→ Required action: Go through the records and restate them word for word, omitting images.
BEGIN Records for this task
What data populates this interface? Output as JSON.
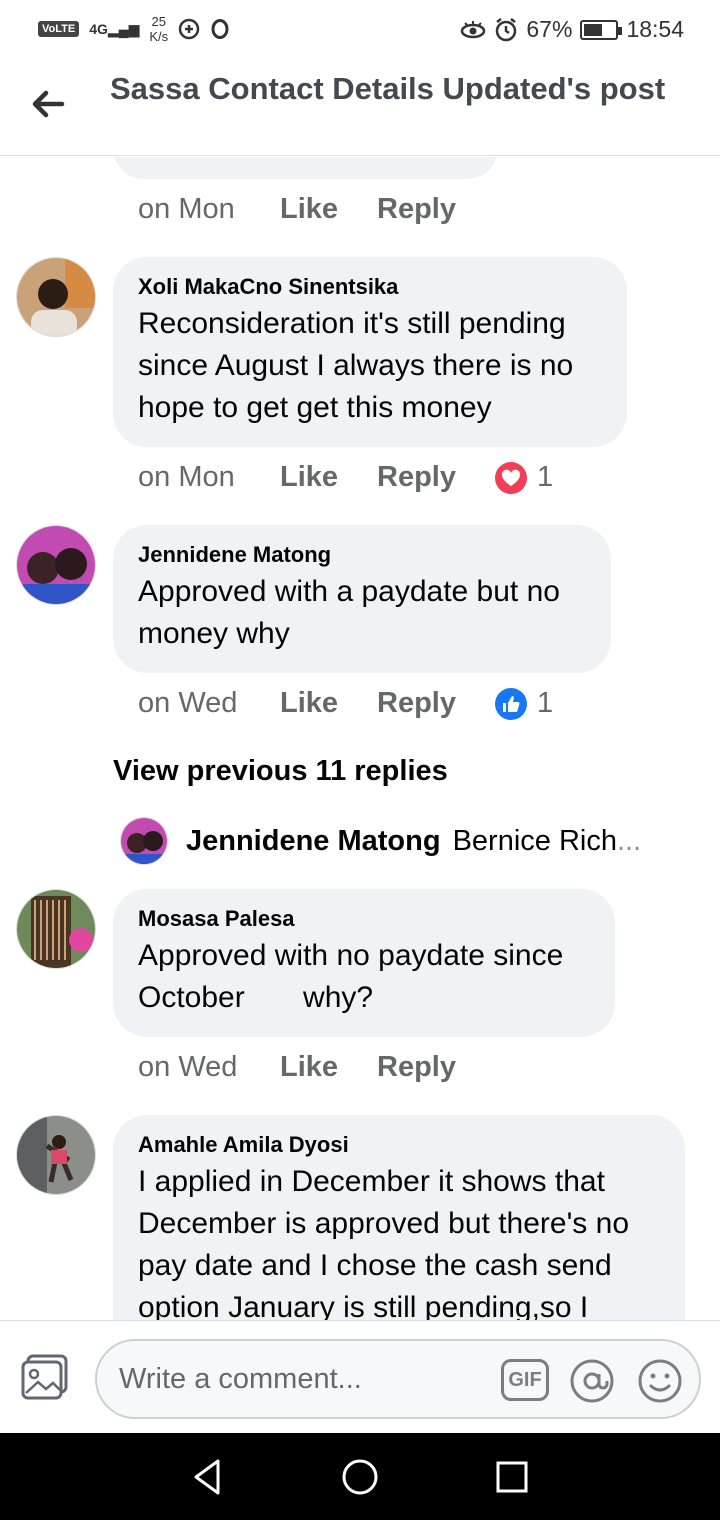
{
  "status_bar": {
    "volte": "VoLTE",
    "network": "4G",
    "speed_value": "25",
    "speed_unit": "K/s",
    "battery_percent": "67%",
    "battery_level": 0.67,
    "time": "18:54"
  },
  "header": {
    "title": "Sassa Contact Details Updated's post"
  },
  "comments": [
    {
      "author": "",
      "text": "",
      "time": "on Mon",
      "like": "Like",
      "reply": "Reply",
      "reaction_count": ""
    },
    {
      "author": "Xoli MakaCno Sinentsika",
      "text": "Reconsideration it's still pending since August I always there is no hope to get get this money",
      "time": "on Mon",
      "like": "Like",
      "reply": "Reply",
      "reaction": "heart-icon",
      "reaction_count": "1"
    },
    {
      "author": "Jennidene Matong",
      "text": "Approved with a paydate but no money why",
      "time": "on Wed",
      "like": "Like",
      "reply": "Reply",
      "reaction": "thumbs-up-icon",
      "reaction_count": "1"
    },
    {
      "author": "Mosasa Palesa",
      "text": "Approved with no paydate since October       why?",
      "time": "on Wed",
      "like": "Like",
      "reply": "Reply"
    },
    {
      "author": "Amahle Amila Dyosi",
      "text": "I applied in December it shows that December is approved but there's no pay date and I chose the cash send option January is still pending,so I"
    }
  ],
  "view_previous": "View previous 11 replies",
  "reply_preview": {
    "name": "Jennidene Matong",
    "text": "Bernice Rich",
    "ellipsis": "..."
  },
  "composer": {
    "placeholder": "Write a comment...",
    "gif_label": "GIF"
  },
  "colors": {
    "bubble": "#f0f2f5",
    "heart": "#f33e58",
    "like_blue": "#1877f2",
    "secondary_text": "#65676b"
  }
}
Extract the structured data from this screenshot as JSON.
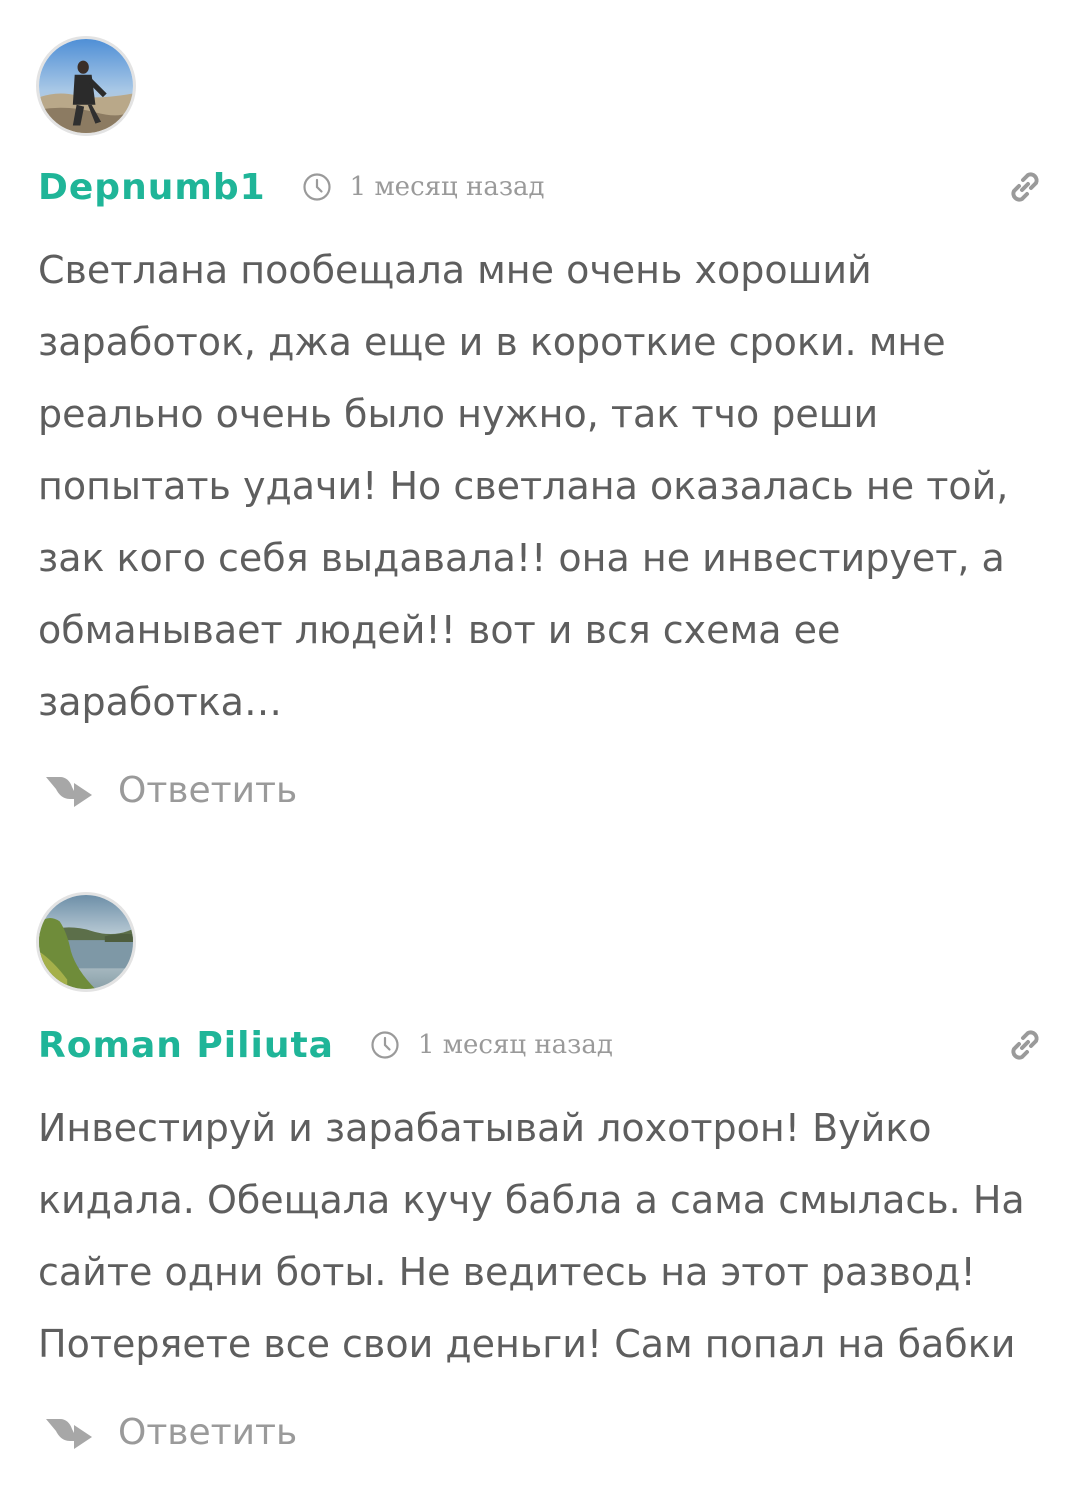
{
  "colors": {
    "author": "#1fb598",
    "text": "#5e5e5e",
    "muted": "#9a9a9a"
  },
  "comments": [
    {
      "author": "Depnumb1",
      "time": "1 месяц назад",
      "text": "Светлана пообещала мне очень хороший\nзаработок, джа еще и в короткие сроки. мне\nреально очень было нужно, так тчо реши\nпопытать удачи! Но светлана оказалась не той,\nзак кого себя выдавала!! она не инвестирует, а\nобманывает людей!! вот и вся схема ее\nзаработка…",
      "reply_label": "Ответить",
      "avatar_icon": "user-photo-icon"
    },
    {
      "author": "Roman Piliuta",
      "time": "1 месяц назад",
      "text": "Инвестируй и зарабатывай лохотрон! Вуйко\nкидала. Обещала кучу бабла а сама смылась. На\nсайте одни боты. Не ведитесь на этот развод!\nПотеряете все свои деньги! Сам попал на бабки",
      "reply_label": "Ответить",
      "avatar_icon": "landscape-photo-icon"
    }
  ]
}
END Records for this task
→ Answer to this problem:
What data populates this interface? Output as JSON.
{
  "status_bar": {
    "volte": "VoLTE",
    "network": "4G",
    "speed_value": "25",
    "speed_unit": "K/s",
    "battery_percent": "67%",
    "battery_level": 0.67,
    "time": "18:54"
  },
  "header": {
    "title": "Sassa Contact Details Updated's post"
  },
  "comments": [
    {
      "author": "",
      "text": "",
      "time": "on Mon",
      "like": "Like",
      "reply": "Reply",
      "reaction_count": ""
    },
    {
      "author": "Xoli MakaCno Sinentsika",
      "text": "Reconsideration it's still pending since August I always there is no hope to get get this money",
      "time": "on Mon",
      "like": "Like",
      "reply": "Reply",
      "reaction": "heart-icon",
      "reaction_count": "1"
    },
    {
      "author": "Jennidene Matong",
      "text": "Approved with a paydate but no money why",
      "time": "on Wed",
      "like": "Like",
      "reply": "Reply",
      "reaction": "thumbs-up-icon",
      "reaction_count": "1"
    },
    {
      "author": "Mosasa Palesa",
      "text": "Approved with no paydate since October       why?",
      "time": "on Wed",
      "like": "Like",
      "reply": "Reply"
    },
    {
      "author": "Amahle Amila Dyosi",
      "text": "I applied in December it shows that December is approved but there's no pay date and I chose the cash send option January is still pending,so I"
    }
  ],
  "view_previous": "View previous 11 replies",
  "reply_preview": {
    "name": "Jennidene Matong",
    "text": "Bernice Rich",
    "ellipsis": "..."
  },
  "composer": {
    "placeholder": "Write a comment...",
    "gif_label": "GIF"
  },
  "colors": {
    "bubble": "#f0f2f5",
    "heart": "#f33e58",
    "like_blue": "#1877f2",
    "secondary_text": "#65676b"
  }
}
Extract the structured data from this screenshot as JSON.
{
  "colors": {
    "author": "#1fb598",
    "text": "#5e5e5e",
    "muted": "#9a9a9a"
  },
  "comments": [
    {
      "author": "Depnumb1",
      "time": "1 месяц назад",
      "text": "Светлана пообещала мне очень хороший\nзаработок, джа еще и в короткие сроки. мне\nреально очень было нужно, так тчо реши\nпопытать удачи! Но светлана оказалась не той,\nзак кого себя выдавала!! она не инвестирует, а\nобманывает людей!! вот и вся схема ее\nзаработка…",
      "reply_label": "Ответить",
      "avatar_icon": "user-photo-icon"
    },
    {
      "author": "Roman Piliuta",
      "time": "1 месяц назад",
      "text": "Инвестируй и зарабатывай лохотрон! Вуйко\nкидала. Обещала кучу бабла а сама смылась. На\nсайте одни боты. Не ведитесь на этот развод!\nПотеряете все свои деньги! Сам попал на бабки",
      "reply_label": "Ответить",
      "avatar_icon": "landscape-photo-icon"
    }
  ]
}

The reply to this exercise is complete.